There are numerous Dream Dictionaries in public libraries, bookstores, and online, and I don't think any of them have ever made me have an "Aha!" moment. In Conscious Dreaming, Robert Moss states that it's up to the Dreamer to decide what the images mean, as everyone has his/her own symbols for things. I like this idea. It makes me trust my instincts, instead of translating a message of "Your mother's brother's sister's cousin's aunt's dog is warning you of impending doom!" from four different dream dictionaries.
Of all the dreams that I have recorded in my journal during confusing mornings, I think that only two of them have had any spiritual significance.
Two. Out of Hundreds. 
The first I dreamed the night after a Yule Ceremony: I was riding in a car with an unknown driver, who I felt comfortable with, but I couldn't see his face (I have a really hard time picturing faces in my head). We were driving through an urban cityscape, trying to help a dead guy figure out how he died. We drove down highways that curved further and further down into the city, and eventually stopped in front of a public restroom. I went in with the dead guy, and saw lots of homeless, prostitutes, drug addicts, etc. in the hand-washing area of the restroom. They didn't really notice us, as they were all talking with each other (I was reminded of some of the communities of counter-culture in NYC). The dead guy and I stopped in front of a stall, and we were able to see a small movie play out of his death.

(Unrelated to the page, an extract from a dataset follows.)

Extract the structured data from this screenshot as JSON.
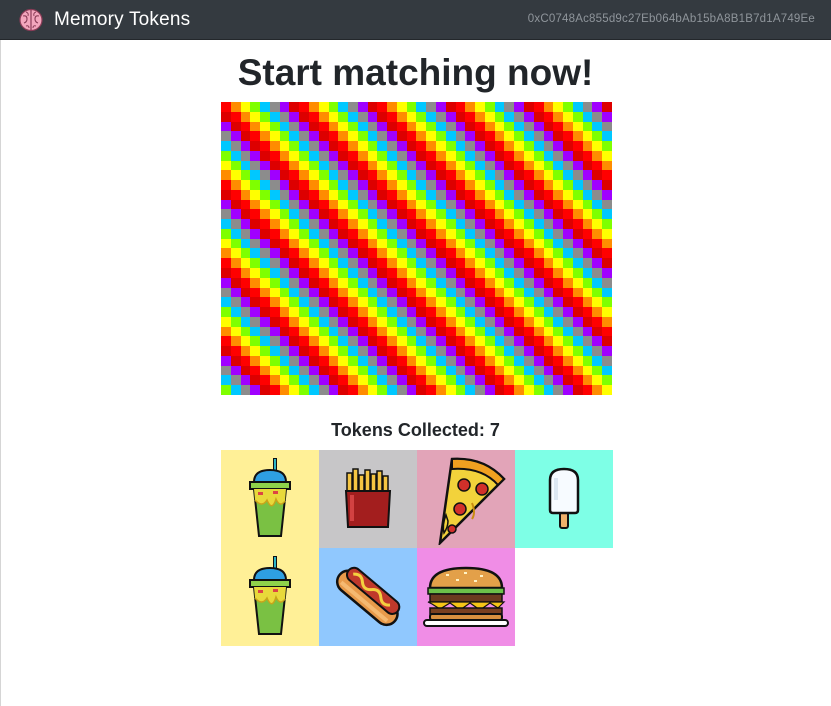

He had met up with another guy for a quick sexy tryst and the other guy ended up killing him. As this played out in front of us, my heart ached for the dead guy, and I could feel the emotions well up in me as I was asleep. I remember giving him a bit of supportive counseling, and let him vent his anger and frustration at the way he died. And then I don't really remember what happened after that, cause he disappeared and I woke up.
For me, I saw this dream as an example of Psychopomp work, a type of shamanic healing done for the Dead (here's a quick link for information: psychopomps). I picked up a few books on grief counseling and the philosophy of dying, and I'm using my dream as an inspiration for a different type of shamanic study. I've also paid attention to more and more seagulls, which I'm using as an omen that I've figured out the correct lesson from my dream (seagulls remind me of Manannan MacLir, who is a god associated with psychopomp work, and a dear friend).
The second dream of significance to me occurred last weekend. I began reading a book of short stories that center around the Trickster archetype, and I had a dream the night before my shamanism school class. I couldn't remember too many details, other than I knew that Coyote was in it, and that there were lots of adventures and silliness and laughter. The next day, shamanism class was full of insanity. One of my dear friends took a different road to class and got a speeding ticket. Our entire class was distracted by the most mundane things, and we all couldn't stop talking, interrupting each other, and giggling during the lecture. We all stuttered over our words, and every time someone misspoke and someone else laughed, a few of us would cup our hands and put them on top of our heads (like Coyote ears). It was madness!

So, even though I've only had two dreams that have connected with my waking life in any way, I continue to write down my dreams each morning (although I grumble each time). I still don't understand any of my personal symbols, but I have increased my memory and visualization, and I've learned to pay attention to the emotions that underlie strange dream-plots. What dreams have you remembered?

02 January, 2012

New year, new blog/website

My name is Lonely Coyote, and I am a Shaman. Well, an apprentice shaman, but I am just about done with my 2nd year of shamanism school, so that means I'm closer to being a shaman than getting my PhD in Particle Physics (although by that standard, everyone is a shaman)!

I've seen many things, and all of them in my head, and although I've filled many many notebooks and journals with my lessons, I think that by sharing stories of healing and laughter, others might benefit. Or at least spend some time reading funny stories.

So this site is sort of a New Year's resolution, sort of a personal homework assignment, and definitely a learning experience.

Join me as I learn things the hard way, so you don't have to!